Exercise:
Whenever a line in the data contains "Windows", show that line.

Data supplied:
----

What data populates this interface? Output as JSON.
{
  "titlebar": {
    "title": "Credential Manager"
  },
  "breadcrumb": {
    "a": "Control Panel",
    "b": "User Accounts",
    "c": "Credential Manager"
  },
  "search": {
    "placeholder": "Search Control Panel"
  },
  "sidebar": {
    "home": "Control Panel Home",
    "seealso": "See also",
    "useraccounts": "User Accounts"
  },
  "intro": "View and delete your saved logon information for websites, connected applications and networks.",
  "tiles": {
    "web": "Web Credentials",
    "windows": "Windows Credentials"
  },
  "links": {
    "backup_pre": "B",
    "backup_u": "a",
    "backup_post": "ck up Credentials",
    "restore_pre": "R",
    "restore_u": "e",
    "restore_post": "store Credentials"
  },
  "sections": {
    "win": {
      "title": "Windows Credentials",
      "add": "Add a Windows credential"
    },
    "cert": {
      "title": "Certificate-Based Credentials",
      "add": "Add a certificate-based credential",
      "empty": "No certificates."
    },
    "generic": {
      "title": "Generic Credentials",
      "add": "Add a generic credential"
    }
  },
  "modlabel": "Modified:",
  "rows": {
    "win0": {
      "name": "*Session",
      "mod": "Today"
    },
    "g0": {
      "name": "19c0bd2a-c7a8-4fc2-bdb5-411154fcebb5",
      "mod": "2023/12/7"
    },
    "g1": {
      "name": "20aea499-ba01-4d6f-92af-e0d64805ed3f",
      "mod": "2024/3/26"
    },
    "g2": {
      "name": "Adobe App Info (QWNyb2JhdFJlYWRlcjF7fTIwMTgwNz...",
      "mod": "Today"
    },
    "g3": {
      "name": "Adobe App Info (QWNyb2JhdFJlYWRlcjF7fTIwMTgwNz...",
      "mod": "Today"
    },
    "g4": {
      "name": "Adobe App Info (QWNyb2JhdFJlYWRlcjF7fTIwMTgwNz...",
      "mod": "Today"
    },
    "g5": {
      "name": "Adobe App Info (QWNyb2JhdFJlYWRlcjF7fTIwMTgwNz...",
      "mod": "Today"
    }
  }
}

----

Exercise response:
    "windows": "Windows Credentials"
      "title": "Windows Credentials",
      "add": "Add a Windows credential"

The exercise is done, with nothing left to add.